(async function () {
  function download_string(file_name, str) {
    var blob = new Blob([str]);
    var url = URL.createObjectURL(blob);
    var link = document.createElement("a"); = file_name;
    link.href = url;
    delete link;
  function normalize_links(element) {
    var link_arr = element.querySelectorAll("a");
    for (var i = link_arr.length; i--; ) {
      link_arr[i].href = link_arr[i].href;
      link_arr[i].target = "_blank";
  function wait(time) {
    return new Promise(function (resolve) {
      setTimeout(resolve, time);
  function get_description(element) {
    var p_list = element.querySelectorAll(":scope>p, :scope>code");
    if (p_list.length > 0) {
      var html = "";
      for (var i = 0; i < p_list.length; i++) {
        html += p_list[i].outerHTML;
      return `
    } else {
      return null;
  function table_to_item_data_arr(table) {
    var item_data_arr = [];
    for (var i = 0; i < table.rows.length; i++) {
      if (table.rows[i].cells.length > 1) {
        var item_data = {};
        item_data.type = table.rows[i].cells[0].innerHTML.trim(); = table.rows[i].cells[1].innerText.trim();
        item_data.description = get_description(table.rows[i].cells[2]);
        if (item_data.type === "object" || item_data.type === "function") {
          var child_table = table.rows[i].cells[2].querySelector(":scope>table");
          if (child_table) {
            item_data.item_data_arr = table_to_item_data_arr(child_table);
    return item_data_arr;
  function method_header_to_item_data(header) {
    var item_data = {}; = header.parentElement.querySelector("h3").innerText.trim();
    item_data.description = get_description(header.parentElement.querySelector(".description"));
    var table = header.parentElement.querySelector(".description>table");
    if (table) {
      item_data.item_data_arr = table_to_item_data_arr(table);
    return item_data;
  async function url_to_item_data_arr(url) {
    var response = await fetch(url);
    var html = await response.text();
    var parser = new DOMParser();
    var doc = parser.parseFromString(html, "text/html");
    var item_data_arr = [];
    var method_header_list = doc.querySelectorAll("#methods~div>h3[id*=method-]");
    for (var i = 0; i < method_header_list.length; i++) {
      var item_data = method_header_to_item_data(method_header_list[i]);
    return item_data_arr;
  async function get_main_item_data_arr() {
    var rows = document.querySelector("#stable_apis+p+table").rows;
    var item_data_arr = [];
    for (var i = 1; i < rows.length; i++) {
      if (i > 1) {
        await wait(5000);
      var item_data = {}; = rows[i].cells[0].innerText.trim();
      item_data.description = rows[i].cells[1].innerHTML;
      item_data.item_data_arr = await url_to_item_data_arr(rows[i].cells[0].querySelector("a").href);
      console.log(, item_data);
    return item_data_arr;
  var item_data_arr = await get_main_item_data_arr();
  download_string("main_item_arr.json", JSON.stringify(item_data_arr));

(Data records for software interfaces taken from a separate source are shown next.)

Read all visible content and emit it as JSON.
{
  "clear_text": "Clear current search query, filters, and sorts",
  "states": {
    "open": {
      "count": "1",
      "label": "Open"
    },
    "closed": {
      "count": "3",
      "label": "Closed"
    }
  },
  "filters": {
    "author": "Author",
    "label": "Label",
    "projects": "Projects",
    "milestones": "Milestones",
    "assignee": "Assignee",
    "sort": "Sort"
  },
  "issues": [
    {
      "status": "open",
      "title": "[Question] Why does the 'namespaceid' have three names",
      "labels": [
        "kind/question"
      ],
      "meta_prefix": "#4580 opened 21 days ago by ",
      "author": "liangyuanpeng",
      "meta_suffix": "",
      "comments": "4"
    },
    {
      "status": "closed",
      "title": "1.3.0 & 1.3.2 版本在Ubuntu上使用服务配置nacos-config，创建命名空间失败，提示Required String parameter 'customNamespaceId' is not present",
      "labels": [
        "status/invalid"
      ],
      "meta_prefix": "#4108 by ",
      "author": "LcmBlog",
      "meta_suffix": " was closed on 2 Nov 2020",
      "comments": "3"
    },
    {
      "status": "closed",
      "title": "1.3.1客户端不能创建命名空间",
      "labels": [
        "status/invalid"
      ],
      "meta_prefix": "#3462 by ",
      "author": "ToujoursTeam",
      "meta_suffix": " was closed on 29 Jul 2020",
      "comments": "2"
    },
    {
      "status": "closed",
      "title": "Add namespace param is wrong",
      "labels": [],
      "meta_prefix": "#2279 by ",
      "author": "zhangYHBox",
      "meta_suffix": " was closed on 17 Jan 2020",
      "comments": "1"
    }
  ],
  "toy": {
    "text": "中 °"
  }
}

Executing this script will start the scraping process. Every 5 seconds a new url will be scraped and the result will be logged into the console. After everything was scraped - a file will be downloaded. We can use that file in our first extension.

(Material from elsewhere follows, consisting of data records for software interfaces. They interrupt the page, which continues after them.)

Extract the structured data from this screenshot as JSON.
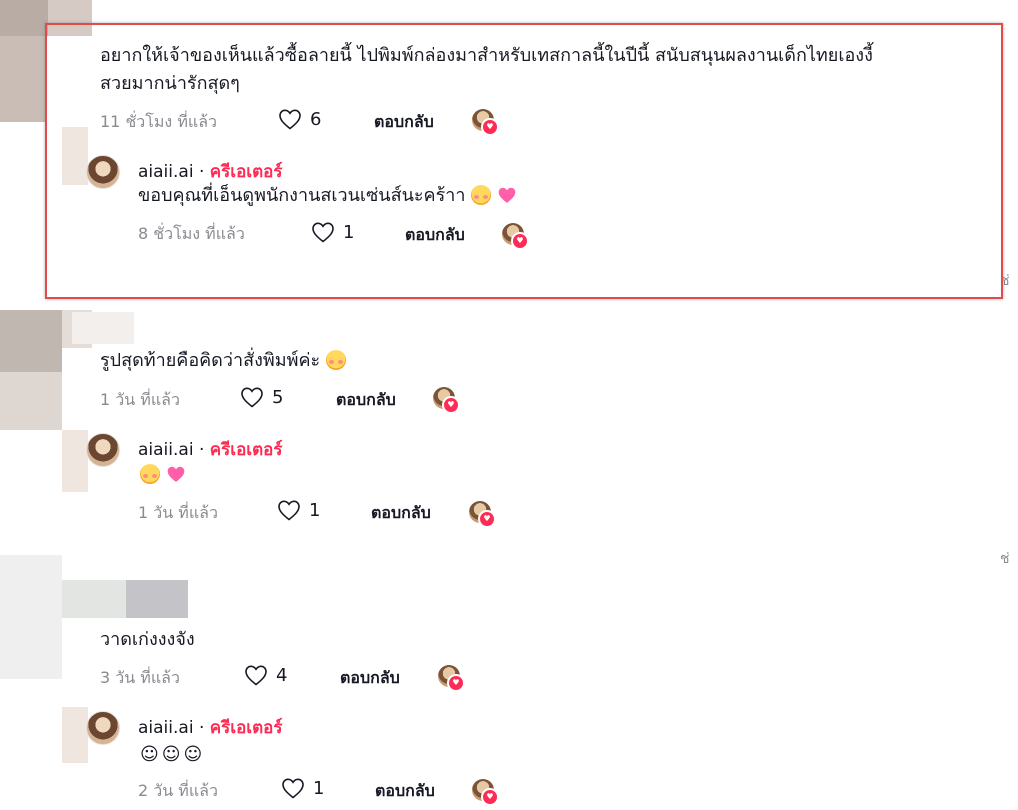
{
  "comments": [
    {
      "text_line1": "อยากให้เจ้าของเห็นแล้วซื้อลายนี้ ไปพิมพ์กล่องมาสำหรับเทสกาลนี้ในปีนี้ สนับสนุนผลงานเด็กไทยเองงี้",
      "text_line2": "สวยมากน่ารักสุดๆ",
      "time": "11 ชั่วโมง ที่แล้ว",
      "likes": "6",
      "reply_label": "ตอบกลับ",
      "reply": {
        "username": "aiaii.ai",
        "separator": " · ",
        "badge": "ครีเอเตอร์",
        "text": "ขอบคุณที่เอ็นดูพนักงานสเวนเซ่นส์นะคร้าา",
        "time": "8 ชั่วโมง ที่แล้ว",
        "likes": "1",
        "reply_label": "ตอบกลับ"
      }
    },
    {
      "text": "รูปสุดท้ายคือคิดว่าสั่งพิมพ์ค่ะ",
      "time": "1 วัน ที่แล้ว",
      "likes": "5",
      "reply_label": "ตอบกลับ",
      "reply": {
        "username": "aiaii.ai",
        "separator": " · ",
        "badge": "ครีเอเตอร์",
        "time": "1 วัน ที่แล้ว",
        "likes": "1",
        "reply_label": "ตอบกลับ"
      }
    },
    {
      "text": "วาดเก่งงงจัง",
      "time": "3 วัน ที่แล้ว",
      "likes": "4",
      "reply_label": "ตอบกลับ",
      "reply": {
        "username": "aiaii.ai",
        "separator": " · ",
        "badge": "ครีเอเตอร์",
        "text": "☺☺☺",
        "time": "2 วัน ที่แล้ว",
        "likes": "1",
        "reply_label": "ตอบกลับ"
      }
    }
  ],
  "side_truncated": [
    "ช่",
    "ช่"
  ],
  "colors": {
    "creator_badge": "#fe2c55",
    "highlight": "#e34b4b",
    "meta_text": "#8a8b91"
  }
}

Packaging the scraping script inside of a chrome extension

Let's create a small add-on that will scrape chrome extension APIs. All that it will do is ad a button to the context menu ( the menu that opens when you right click on a page ) and inject the script above into the current page when you click that button.

Here is the file structure of our new extension:

|-- scr |-- manifest.json |-- background.js |-- scraping_script.js

You can find it here: chrome-extension-api-scraper When you install the extension, go to this url: api_index and right click on the page - you will see this context menu pop up. It will have this item that says "Scrape Chrome Extension APIs":

Clicking on that icon will inject the script and scraping will start.


If you want to learn more about chrome extension development, then you should visit chrome's official extension documentation. If you are interested in learning how to publish a chrome extension - check out my blog post about publishing the Pomodoro Chrome Extension: here. Thank you for reading! Feel free to send me any questions you may have :)